IMPACTS OF GAMING INDUSTRY ON VALUE OF HERITAGE
Since the handover in 1999 to China, massive changes have been brought to the city. Macau claimed to possess a unique example of historically-rooted “multiple heritage”, (UKNA, 2013) which combines ‘’modern as well as traditional; urban as well as maritime; and indigenous as well as more recent “imported heritages” associated with the prosperity brought by the gambling gaming industry’’. There is an effort of mediating the tension between heritage preservation and new pragmatic casinos development, as seen from the promotion of Macau’s identity, the avocation of cultural tourism which tries to categorize heritage as a kind of new industry just like the gaming industry. The definition of heritage also shifted from western Portuguese heritage to both western and Chinese heritage, further to the imitation, reinvention of heritage’s façade. This act rises questions of the existing value left in Macau heritage, shaping the city’s position in the process of conservation.
According to UNESCO, the criteria of identifying heritage is how much can it represents the interchange, development of technology, cultural exchange etc. of human. Macau gets nominated in 2005 as World Heritage City for its heritage demonstrated the mix-cultural, socio-political aspect of the place and fulfill the 2,3,4,and 5 criteria of UNESCO. (Macauheritage20).
“to be an outstanding example of a traditional human settlement, land-use, or sea-use which is representative of a culture (or cultures), or human interaction with the environment especially when it has become vulnerable under the impact of irreversible change”- UNESCO, Selection criteria V
The heritage of Macau represents the old trading port city of the past. The gaming industry shapes the value of heritage by erasing its relationship to the site. Many heritages like the Guia lighthouse, A ma temple lost their close relation to the water because of reclamation for gaming industry. The value of the cultural meaning behind location selection becomes blurred. Also, the building’s height was not regulated before the case of the high-rise next to Guia lighthouse(Chung, 2009) therefore the visual symbolic meaning of these heritage in the urban context is also weakened. The government were accused for fail to protect ‘public goods’ and people appeal to UNESCO resulting in the restriction of regulating building height. This conflict arose by heritage shaped the city landscape.

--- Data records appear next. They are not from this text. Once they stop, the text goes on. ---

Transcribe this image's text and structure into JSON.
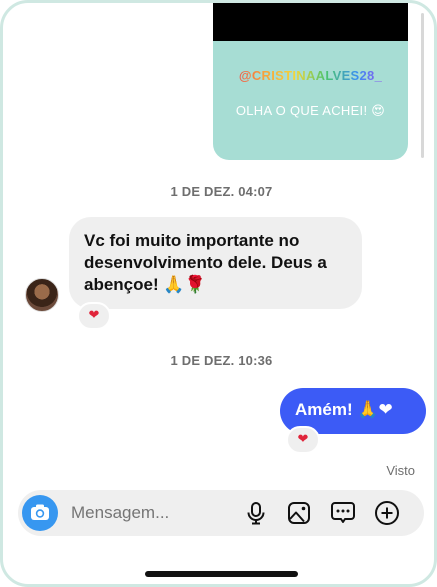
{
  "story": {
    "username": "@CRISTINAALVES28_",
    "caption": "OLHA O QUE ACHEI!",
    "caption_emoji": "😍"
  },
  "timestamps": [
    "1 DE DEZ. 04:07",
    "1 DE DEZ. 10:36"
  ],
  "messages": [
    {
      "direction": "incoming",
      "text_lines": [
        "Vc foi muito importante no",
        "desenvolvimento dele. Deus a",
        "abençoe!"
      ],
      "emojis": "🙏🌹",
      "reaction": "❤"
    },
    {
      "direction": "outgoing",
      "text": "Amém!",
      "emojis": "🙏❤",
      "reaction": "❤"
    }
  ],
  "seen_status": "Visto",
  "composer": {
    "placeholder": "Mensagem...",
    "icons": [
      "camera-icon",
      "microphone-icon",
      "gallery-icon",
      "sticker-icon",
      "add-icon"
    ]
  },
  "colors": {
    "outgoing_bubble": "#3c5bf6",
    "incoming_bubble": "#efefef",
    "story_background": "#a7ddd4",
    "camera_button": "#3797f0",
    "reaction_heart": "#e0243a"
  }
}
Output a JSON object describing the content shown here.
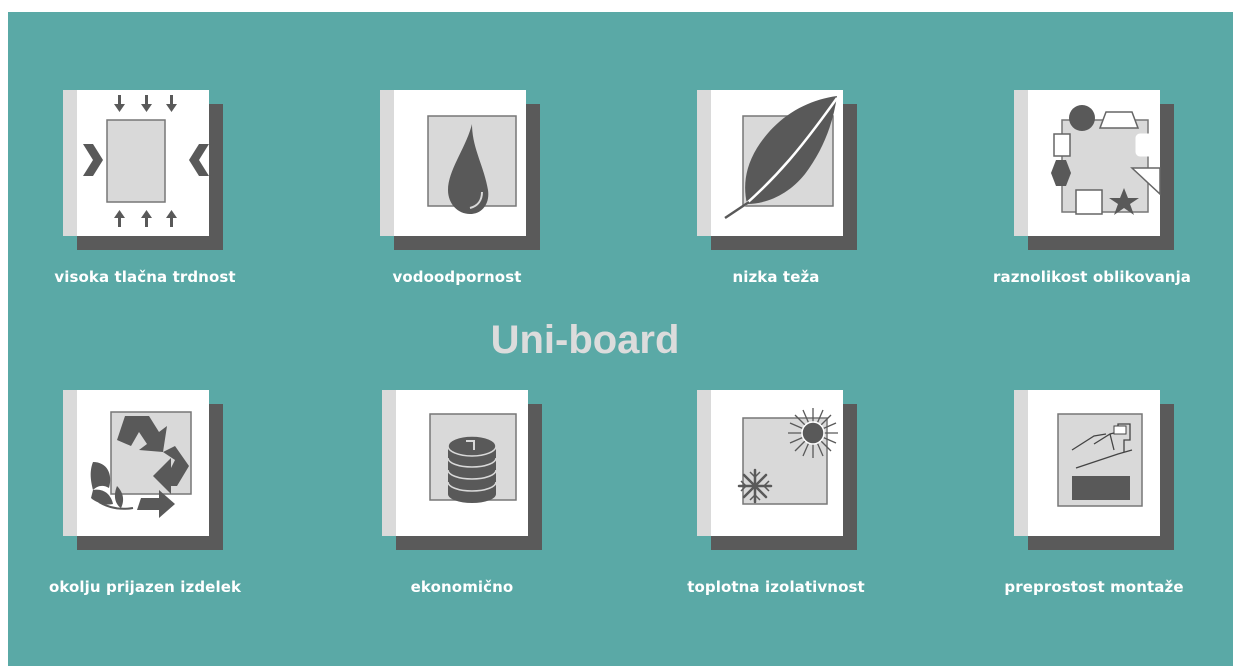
{
  "title": "Uni-board",
  "colors": {
    "background": "#5aa9a6",
    "title": "#dcdcdc",
    "label": "#ffffff",
    "tile_white": "#ffffff",
    "tile_gray": "#dadada",
    "tile_shadow": "#5a5a5a",
    "icon": "#595959"
  },
  "features": [
    {
      "label": "visoka tlačna trdnost",
      "icon": "compression-icon"
    },
    {
      "label": "vodoodpornost",
      "icon": "water-drop-icon"
    },
    {
      "label": "nizka teža",
      "icon": "feather-icon"
    },
    {
      "label": "raznolikost oblikovanja",
      "icon": "shapes-icon"
    },
    {
      "label": "okolju prijazen izdelek",
      "icon": "recycle-icon"
    },
    {
      "label": "ekonomično",
      "icon": "coins-icon"
    },
    {
      "label": "toplotna izolativnost",
      "icon": "sun-snowflake-icon"
    },
    {
      "label": "preprostost montaže",
      "icon": "installation-icon"
    }
  ]
}
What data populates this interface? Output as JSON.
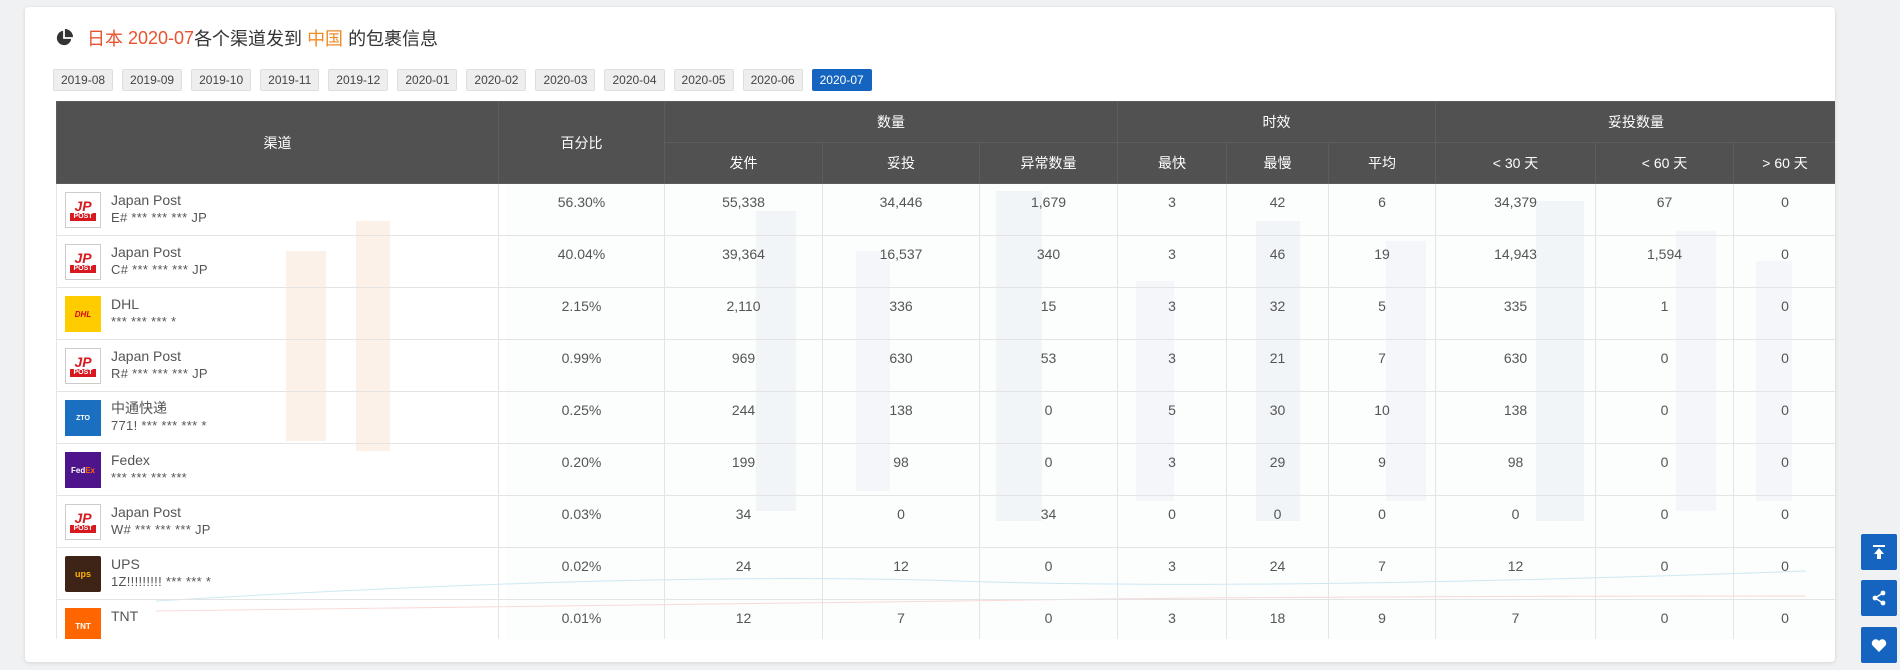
{
  "title": {
    "origin": "日本",
    "month": "2020-07",
    "text_mid": "各个渠道发到",
    "dest": "中国",
    "text_end": "的包裹信息"
  },
  "months": [
    "2019-08",
    "2019-09",
    "2019-10",
    "2019-11",
    "2019-12",
    "2020-01",
    "2020-02",
    "2020-03",
    "2020-04",
    "2020-05",
    "2020-06",
    "2020-07"
  ],
  "active_month": "2020-07",
  "table": {
    "headers": {
      "channel": "渠道",
      "percent": "百分比",
      "qty_group": "数量",
      "shipped": "发件",
      "delivered": "妥投",
      "abnormal": "异常数量",
      "time_group": "时效",
      "fastest": "最快",
      "slowest": "最慢",
      "average": "平均",
      "dq_group": "妥投数量",
      "lt30": "< 30 天",
      "lt60": "< 60 天",
      "gt60": "> 60 天"
    },
    "rows": [
      {
        "name": "Japan Post",
        "number": "E# *** *** *** JP",
        "logo": "japan-post",
        "percent": "56.30%",
        "shipped": "55,338",
        "delivered": "34,446",
        "abnormal": "1,679",
        "fastest": "3",
        "slowest": "42",
        "average": "6",
        "lt30": "34,379",
        "lt60": "67",
        "gt60": "0"
      },
      {
        "name": "Japan Post",
        "number": "C# *** *** *** JP",
        "logo": "japan-post",
        "percent": "40.04%",
        "shipped": "39,364",
        "delivered": "16,537",
        "abnormal": "340",
        "fastest": "3",
        "slowest": "46",
        "average": "19",
        "lt30": "14,943",
        "lt60": "1,594",
        "gt60": "0"
      },
      {
        "name": "DHL",
        "number": "*** *** *** *",
        "logo": "dhl",
        "percent": "2.15%",
        "shipped": "2,110",
        "delivered": "336",
        "abnormal": "15",
        "fastest": "3",
        "slowest": "32",
        "average": "5",
        "lt30": "335",
        "lt60": "1",
        "gt60": "0"
      },
      {
        "name": "Japan Post",
        "number": "R# *** *** *** JP",
        "logo": "japan-post",
        "percent": "0.99%",
        "shipped": "969",
        "delivered": "630",
        "abnormal": "53",
        "fastest": "3",
        "slowest": "21",
        "average": "7",
        "lt30": "630",
        "lt60": "0",
        "gt60": "0"
      },
      {
        "name": "中通快递",
        "number": "771! *** *** *** *",
        "logo": "zto",
        "percent": "0.25%",
        "shipped": "244",
        "delivered": "138",
        "abnormal": "0",
        "fastest": "5",
        "slowest": "30",
        "average": "10",
        "lt30": "138",
        "lt60": "0",
        "gt60": "0"
      },
      {
        "name": "Fedex",
        "number": "*** *** *** ***",
        "logo": "fedex",
        "percent": "0.20%",
        "shipped": "199",
        "delivered": "98",
        "abnormal": "0",
        "fastest": "3",
        "slowest": "29",
        "average": "9",
        "lt30": "98",
        "lt60": "0",
        "gt60": "0"
      },
      {
        "name": "Japan Post",
        "number": "W# *** *** *** JP",
        "logo": "japan-post",
        "percent": "0.03%",
        "shipped": "34",
        "delivered": "0",
        "abnormal": "34",
        "fastest": "0",
        "slowest": "0",
        "average": "0",
        "lt30": "0",
        "lt60": "0",
        "gt60": "0"
      },
      {
        "name": "UPS",
        "number": "1Z!!!!!!!!! *** *** *",
        "logo": "ups",
        "percent": "0.02%",
        "shipped": "24",
        "delivered": "12",
        "abnormal": "0",
        "fastest": "3",
        "slowest": "24",
        "average": "7",
        "lt30": "12",
        "lt60": "0",
        "gt60": "0"
      },
      {
        "name": "TNT",
        "number": "",
        "logo": "tnt",
        "percent": "0.01%",
        "shipped": "12",
        "delivered": "7",
        "abnormal": "0",
        "fastest": "3",
        "slowest": "18",
        "average": "9",
        "lt30": "7",
        "lt60": "0",
        "gt60": "0"
      }
    ]
  },
  "logo_text": {
    "japan_post_mark": "JP",
    "japan_post_word": "POST",
    "dhl": "DHL",
    "zto": "ZTO",
    "fedex_fed": "Fed",
    "fedex_ex": "Ex",
    "ups": "ups",
    "tnt": "TNT"
  },
  "icons": {
    "title": "pie-chart-icon",
    "side": [
      "arrow-up-to-top-icon",
      "share-icon",
      "heart-icon"
    ]
  },
  "colors": {
    "accent": "#1565c0",
    "highlight_orange": "#f08a24",
    "highlight_red": "#e8542f",
    "header_bg": "#484848"
  }
}
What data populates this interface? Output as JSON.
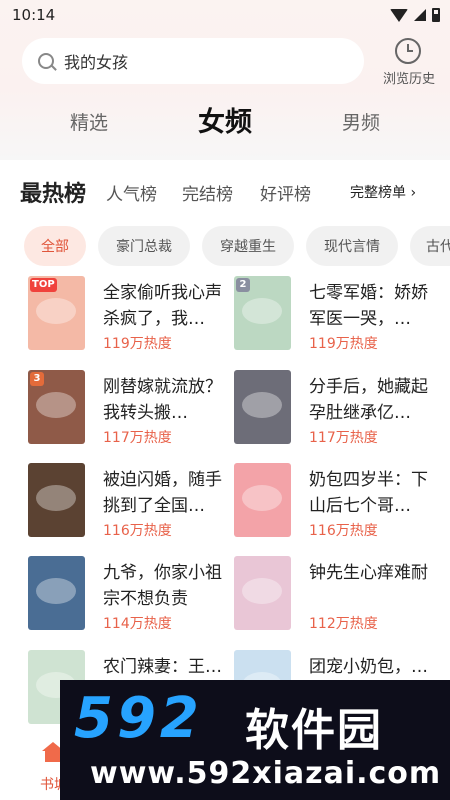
{
  "status": {
    "time": "10:14"
  },
  "search": {
    "query": "我的女孩"
  },
  "history": {
    "label": "浏览历史"
  },
  "top_tabs": [
    "精选",
    "女频",
    "男频"
  ],
  "rank": {
    "title": "最热榜",
    "tabs": [
      "人气榜",
      "完结榜",
      "好评榜"
    ],
    "full_list": "完整榜单 ›"
  },
  "chips": [
    "全部",
    "豪门总裁",
    "穿越重生",
    "现代言情",
    "古代"
  ],
  "books": [
    {
      "title": "全家偷听我心声杀疯了，我…",
      "heat": "119万热度",
      "badge": "TOP",
      "badge_color": "#f0423c",
      "cover_color": "#f4b9a6"
    },
    {
      "title": "七零军婚：娇娇军医一哭，…",
      "heat": "119万热度",
      "badge": "2",
      "badge_color": "#8a8fa0",
      "cover_color": "#bcd8c2"
    },
    {
      "title": "刚替嫁就流放？我转头搬…",
      "heat": "117万热度",
      "badge": "3",
      "badge_color": "#e36b3a",
      "cover_color": "#8f5a48"
    },
    {
      "title": "分手后，她藏起孕肚继承亿…",
      "heat": "117万热度",
      "badge": "",
      "badge_color": "#cccccc",
      "cover_color": "#6d6d78"
    },
    {
      "title": "被迫闪婚，随手挑到了全国…",
      "heat": "116万热度",
      "badge": "",
      "badge_color": "#cccccc",
      "cover_color": "#5b4232"
    },
    {
      "title": "奶包四岁半：下山后七个哥…",
      "heat": "116万热度",
      "badge": "",
      "badge_color": "#cccccc",
      "cover_color": "#f3a3a8"
    },
    {
      "title": "九爷，你家小祖宗不想负责",
      "heat": "114万热度",
      "badge": "",
      "badge_color": "#cccccc",
      "cover_color": "#4a6d94"
    },
    {
      "title": "钟先生心痒难耐",
      "heat": "112万热度",
      "badge": "",
      "badge_color": "#cccccc",
      "cover_color": "#e9c6d6"
    },
    {
      "title": "农门辣妻：王…",
      "heat": "",
      "badge": "",
      "badge_color": "#cccccc",
      "cover_color": "#cfe3d2"
    },
    {
      "title": "团宠小奶包，…",
      "heat": "",
      "badge": "",
      "badge_color": "#cccccc",
      "cover_color": "#cbe0f0"
    }
  ],
  "bottom_nav": {
    "home_label": "书城"
  },
  "watermark": {
    "logo": "592",
    "name": "软件园",
    "url": "www.592xiazai.com"
  }
}
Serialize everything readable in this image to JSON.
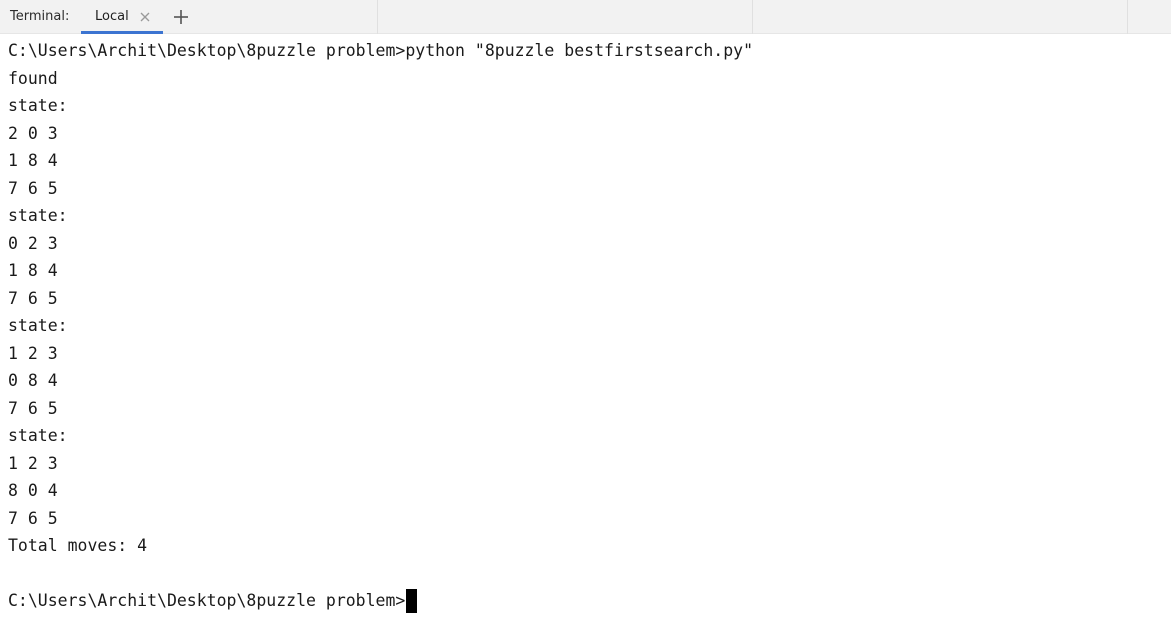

The inscription of Macau as an UNESCO World Heritage City has accelerated the demolition of many older buildings in Macau. The developers try to compete with the conservators in identifying possible heritage in the future. The urgency and public concerns regarding conservation is intensified because of the rapidly growing gaming industry, which contributed to a ‘’collective sense of loss and concomitant urgency to ‘do something to preserve the city’’(Clayton, 20) Even though Macau has always been a city of multi-culture that allows the coexistence of different settlements and lifestyles, there has never been a clear definition of what is native for Macau. The conflicts of the past and future trigger this awareness which will reorient the position of the city.
1 Clayton, Sovereignty at the edge: Macau and the question of Chineseness. Harvard University Press
2 Chung, T. Valuing heritage in Macau: On contexts and processes of urban conservation.
Journal of Current Chinese Affairs 1(2009): 129-160.
3 Macau Heritage AMbassadors Association(MHAA),”Tracing a decade of Macao Heritage AMbassadors”. 2011
4 Patrimonio Cultural De Macau, last modified November 1, 2016,
5 Urban Knowledge Network Asia, Macau Inner Harbour Round Table Conference. 2013.
6 UNESCO, The Criteria for Selection,